In winning a championship after establishing themselves as the class of the league within their first few games, the Minnesota Lynx' triumph as 2011 WNBA champions seems obvious as already written in a piece entitled "Eschewing Eschaton" at SB Nation's Canis Hoopus.
"If you love basketball, you know these stories; you know these players. They don't need to be dressed up in any way, shape or form."
Although I would certainly agree that the team's talent was glaring for some time - and might have written something to that effect once or twice - it's also obvious that it eluded a number of WNBA analysts or fans alike even as the team began to hit a dominant stride mid-season. And really, "eluded" is probably generous - people were literally making up reasons that this team would lose.

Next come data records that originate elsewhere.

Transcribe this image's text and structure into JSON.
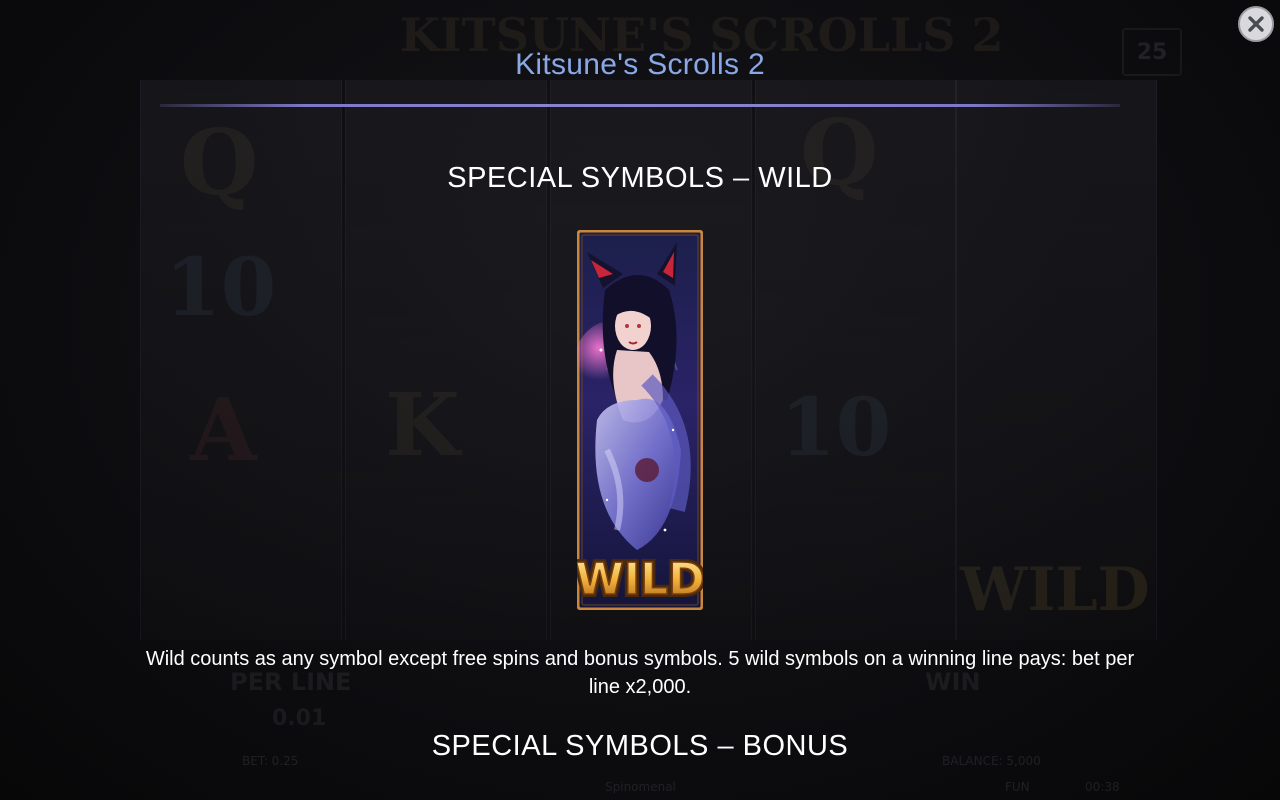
{
  "popup": {
    "title": "Kitsune's Scrolls 2",
    "close_icon": "close-icon"
  },
  "sections": [
    {
      "heading": "SPECIAL SYMBOLS – WILD",
      "symbol_label": "WILD",
      "description": "Wild counts as any symbol except free spins and bonus symbols. 5 wild symbols on a winning line pays: bet per line x2,000."
    },
    {
      "heading": "SPECIAL SYMBOLS – BONUS"
    }
  ],
  "background_game": {
    "logo_text": "KITSUNE'S SCROLLS 2",
    "lines_badge": "25",
    "per_line_label": "PER LINE",
    "per_line_value": "0.01",
    "win_label": "WIN",
    "bet_text": "BET: 0.25",
    "balance_text": "BALANCE: 5,000",
    "fun_text": "FUN",
    "clock_text": "00:38",
    "brand_text": "Spinomenal",
    "reel_wild_text": "WILD"
  },
  "colors": {
    "title": "#8aa7e6",
    "divider": "#8c87d4",
    "text": "#ffffff",
    "wild_gold": "#f0b23a",
    "card_border": "#c8873a"
  }
}
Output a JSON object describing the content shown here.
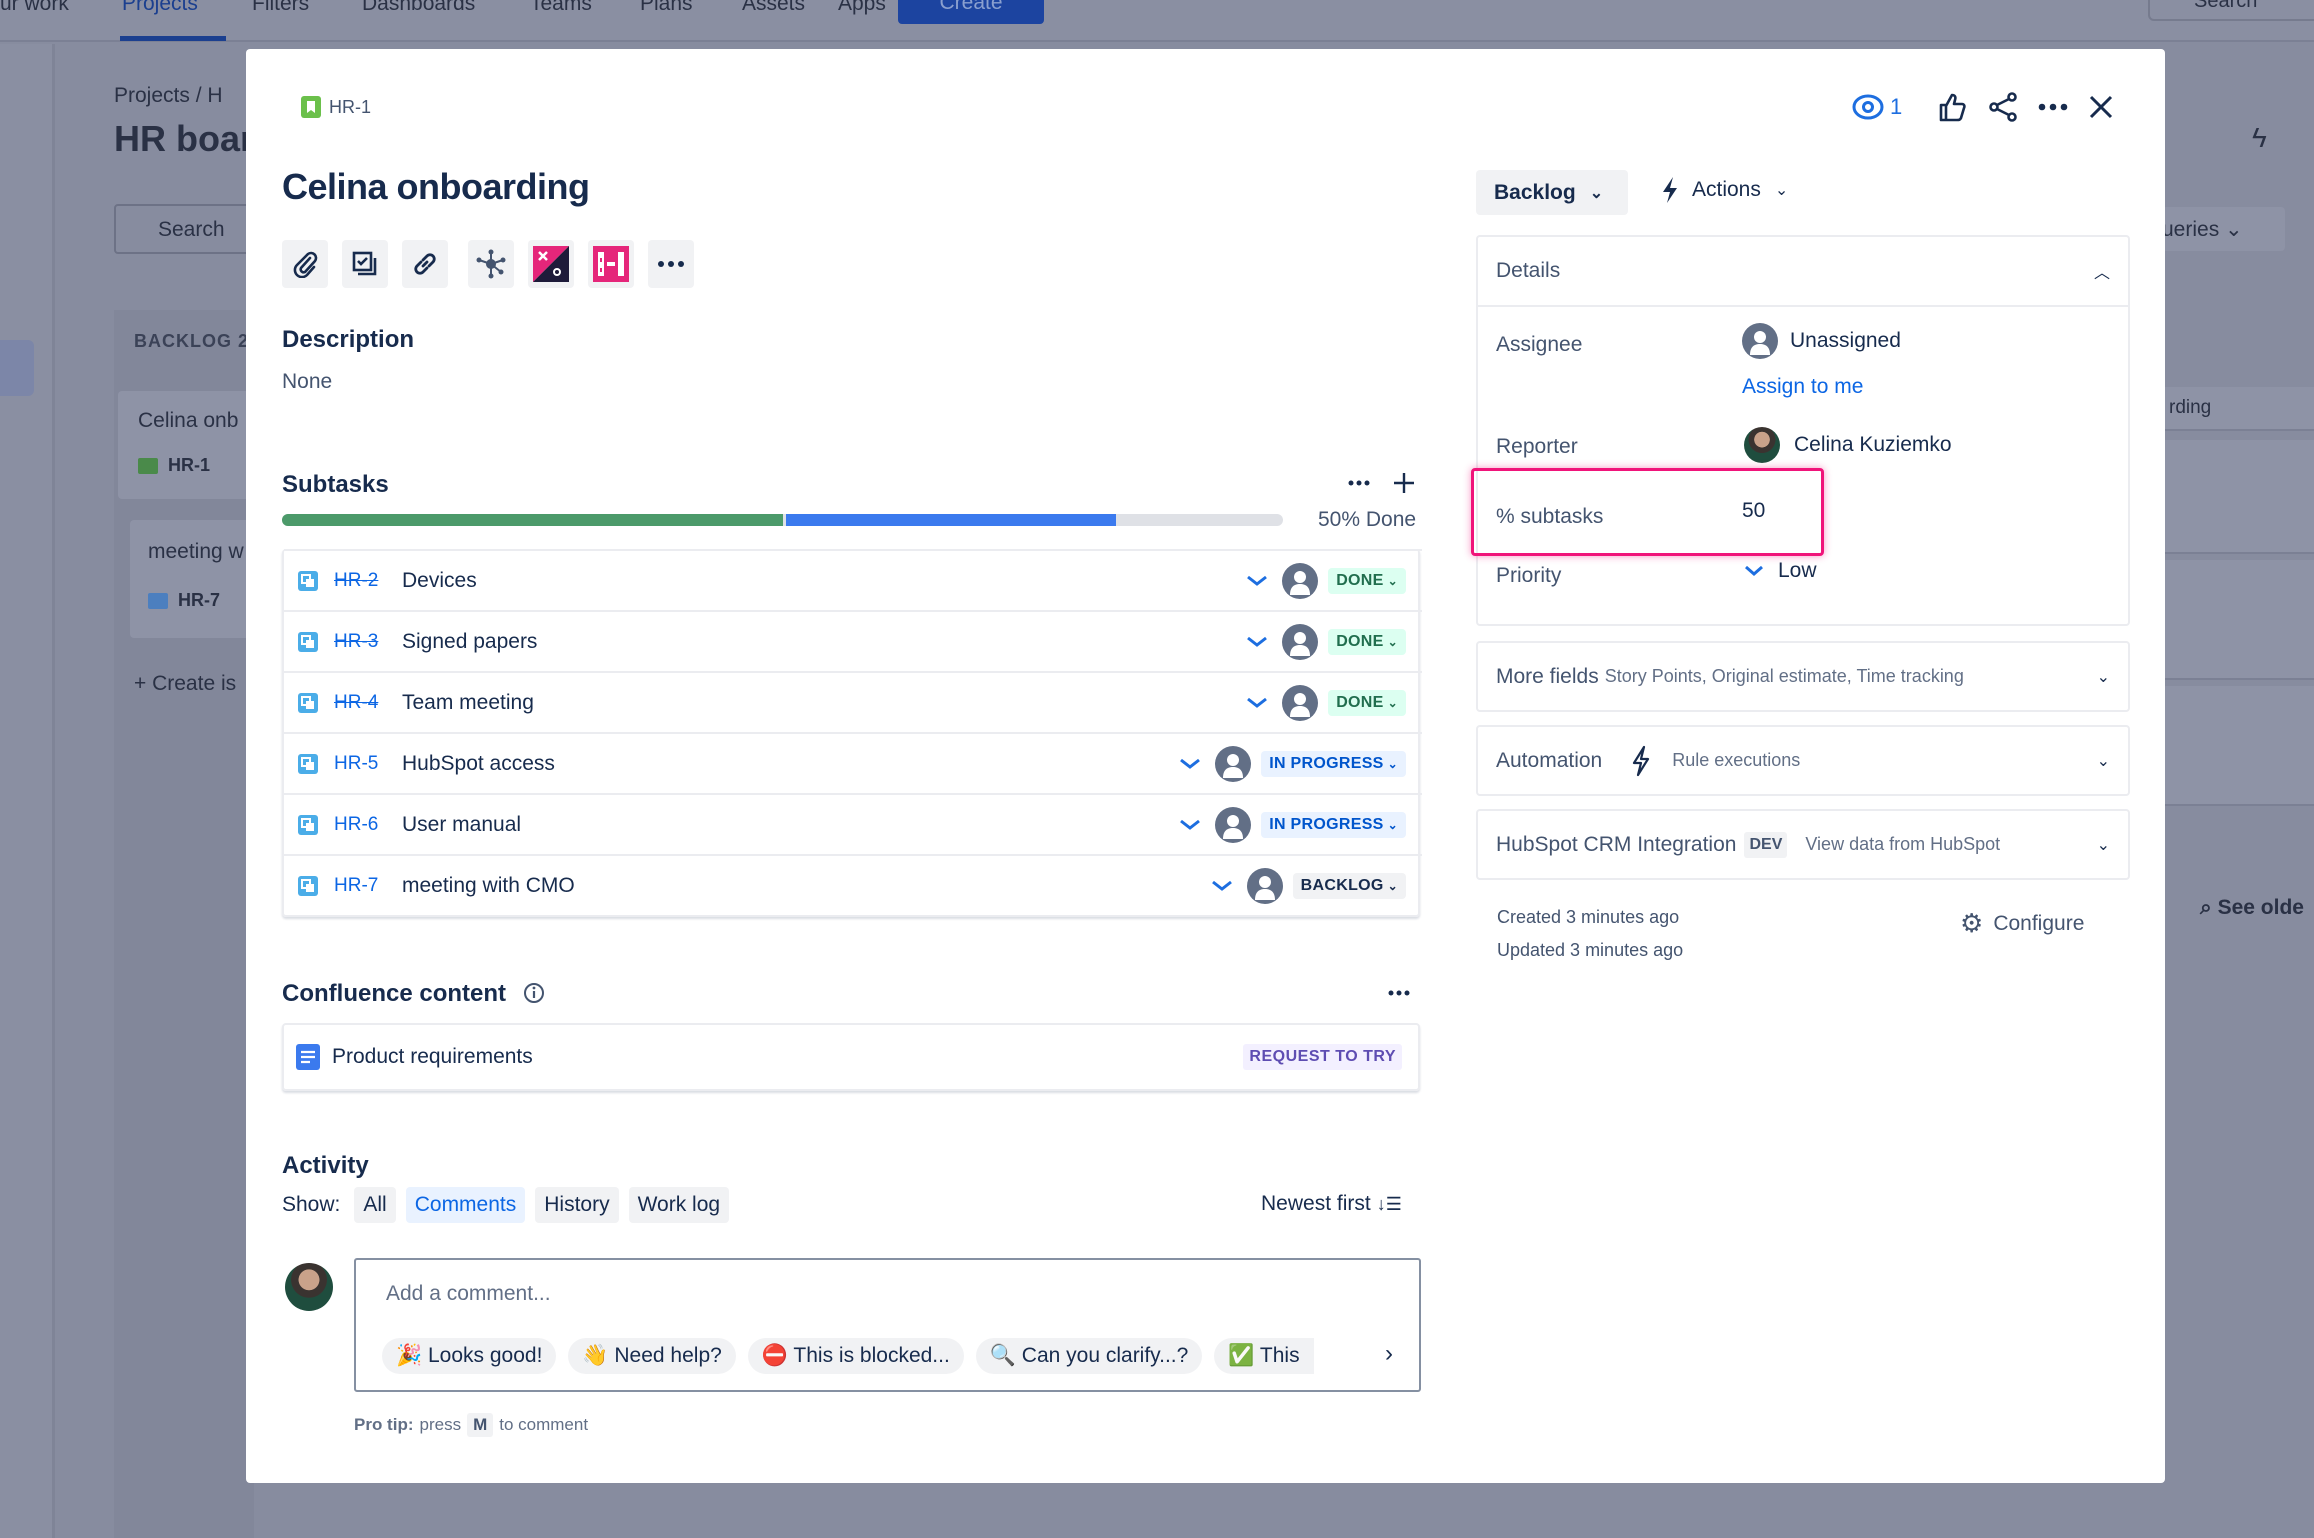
{
  "background": {
    "nav": [
      "ur work",
      "Projects",
      "Filters",
      "Dashboards",
      "Teams",
      "Plans",
      "Assets",
      "Apps"
    ],
    "create": "Create",
    "search": "Search",
    "breadcrumb": "Projects  /  H",
    "board_title": "HR boar",
    "board_search": "Search",
    "column": "BACKLOG 2",
    "card1_title": "Celina onb",
    "card1_key": "HR-1",
    "card2_title": "meeting w",
    "card2_key": "HR-7",
    "create_issue": "+ Create is",
    "queries": "ueries",
    "row_text": "rding",
    "see_older": "See olde"
  },
  "issue": {
    "key": "HR-1",
    "title": "Celina onboarding",
    "watchers": "1",
    "toolbar_icons": [
      "attachment-icon",
      "subtask-icon",
      "link-icon",
      "graph-icon",
      "app-x-icon",
      "app-board-icon",
      "more-icon"
    ],
    "description_label": "Description",
    "description": "None"
  },
  "subtasks": {
    "label": "Subtasks",
    "progress_done_pct": 50,
    "progress_inprogress_pct": 33.3,
    "progress_text": "50% Done",
    "items": [
      {
        "key": "HR-2",
        "summary": "Devices",
        "status": "DONE",
        "done": true
      },
      {
        "key": "HR-3",
        "summary": "Signed papers",
        "status": "DONE",
        "done": true
      },
      {
        "key": "HR-4",
        "summary": "Team meeting",
        "status": "DONE",
        "done": true
      },
      {
        "key": "HR-5",
        "summary": "HubSpot access",
        "status": "IN PROGRESS",
        "done": false
      },
      {
        "key": "HR-6",
        "summary": "User manual",
        "status": "IN PROGRESS",
        "done": false
      },
      {
        "key": "HR-7",
        "summary": "meeting with CMO",
        "status": "BACKLOG",
        "done": false
      }
    ],
    "status_colors": {
      "DONE": {
        "bg": "#dcfff1",
        "fg": "#216e4e"
      },
      "IN PROGRESS": {
        "bg": "#e9f2ff",
        "fg": "#0055cc"
      },
      "BACKLOG": {
        "bg": "#f1f2f4",
        "fg": "#172b4d"
      }
    }
  },
  "confluence": {
    "label": "Confluence content",
    "item": "Product requirements",
    "action": "REQUEST TO TRY"
  },
  "activity": {
    "label": "Activity",
    "show": "Show:",
    "filters": [
      "All",
      "Comments",
      "History",
      "Work log"
    ],
    "active_filter": "Comments",
    "sort": "Newest first",
    "comment_placeholder": "Add a comment...",
    "quick_replies": [
      "🎉 Looks good!",
      "👋 Need help?",
      "⛔ This is blocked...",
      "🔍 Can you clarify...?",
      "✅ This"
    ],
    "pro_tip_bold": "Pro tip:",
    "pro_tip_press": "press",
    "pro_tip_key": "M",
    "pro_tip_rest": "to comment"
  },
  "sidebar": {
    "status_button": "Backlog",
    "actions": "Actions",
    "details": "Details",
    "assignee_label": "Assignee",
    "assignee": "Unassigned",
    "assign_to_me": "Assign to me",
    "reporter_label": "Reporter",
    "reporter": "Celina Kuziemko",
    "subtasks_pct_label": "% subtasks",
    "subtasks_pct": "50",
    "priority_label": "Priority",
    "priority": "Low",
    "more_fields": "More fields",
    "more_fields_hint": "Story Points, Original estimate, Time tracking",
    "automation": "Automation",
    "automation_hint": "Rule executions",
    "hubspot": "HubSpot CRM Integration",
    "hubspot_badge": "DEV",
    "hubspot_hint": "View data from HubSpot",
    "created": "Created 3 minutes ago",
    "updated": "Updated 3 minutes ago",
    "configure": "Configure",
    "highlight_color": "#f0147a"
  }
}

That's not at all to say winning the championship was inevitable - or even seemingly as certain as the Seattle Storm's title last season relative to the competition - but it's also fair to say that as a 27-7 team, the Lynx were probably the most "under-heralded" champion in league history, at least in terms of the treatment of the team from whatever national media coverage it got and how it was regarded in comparison to how the Storm were regarded last season.
It is certainly true that we should take time to enjoy the team on its own terms for exactly what they did rather than blurring the accomplishments of this unit with historical context, but the treatment of the Lynx seems to be yet another example of women's basketball lacking "a sense of it's own mythology", as Jeff Goldberg wrote in Bird at the Buzzer or as Queenie alluded to in her piece about Kym Hampton and "the lost generations of women's basketball".
The 2011 Lynx were something special and are just as worthy of inclusion in the conversation about their standing among the league's greatest teams as the Storm were last year, albeit for different reasons. While victory might not have been inevitable, it does seem a certainty that they'll get their due, whether heading into next season or as they embark upon a title defense next postseason.
Equally interesting is the unfolding legacy of the Atlanta Dream, which is perhaps more easily recognized for a variety of reasons: here stands an expansion team that has found its way to the WNBA Finals in two of its four years of existence after being (perhaps legitimately) counted out in both.
Last season, most counted them out because of a poor regular season finish and a fourth seed in the playoffs. The basketball scenario was different this year, but even Dream fans - like Kris Willis of SB Nation - had reason to doubt how far this team could go.
I covered this team from day one this season which I will talk about a little more later. Internally I probably wrote them off three different times this season. All of the injuries, players leaving to play for their national teams, the 3-9 start, I am not sure I have ever seen a basketball team overcome as much adversity as this group did. In Game 3 of the WNBA Finals, it looked like all of that weight finally crashed on them.
Moreso than any team in the league - or in pro sports over the past two years? - the Dream have beaten the odds so often that it might be wiser to doubt the odds moving forward than Angel McCoughtry, Marynell Meadors, and Co. Although this team's flaws over the past two seasons may stand out most to some this season, the heart and resilience they've shown over two years' time is second to none and the coaching staff - which people have questioned at times - deserves credit for that.
I wanted this year's WNBA Finals to go five games because it figured to be as competitive and entertaining a matchup (on paper) as we've seen in recent memory; as a fan of the game and not necessarily either franchise in particular, it's easy to feel cheated by the "fickle basketball gods", in a different way than James might as a Dream fan.
If in fact you're a passionate basketball fan interested in basketball legacies and the proper preservation of some of the details that wash away with the passage of time, both victor and vanquished gave us plenty to reflect on during this long WNBA off-season.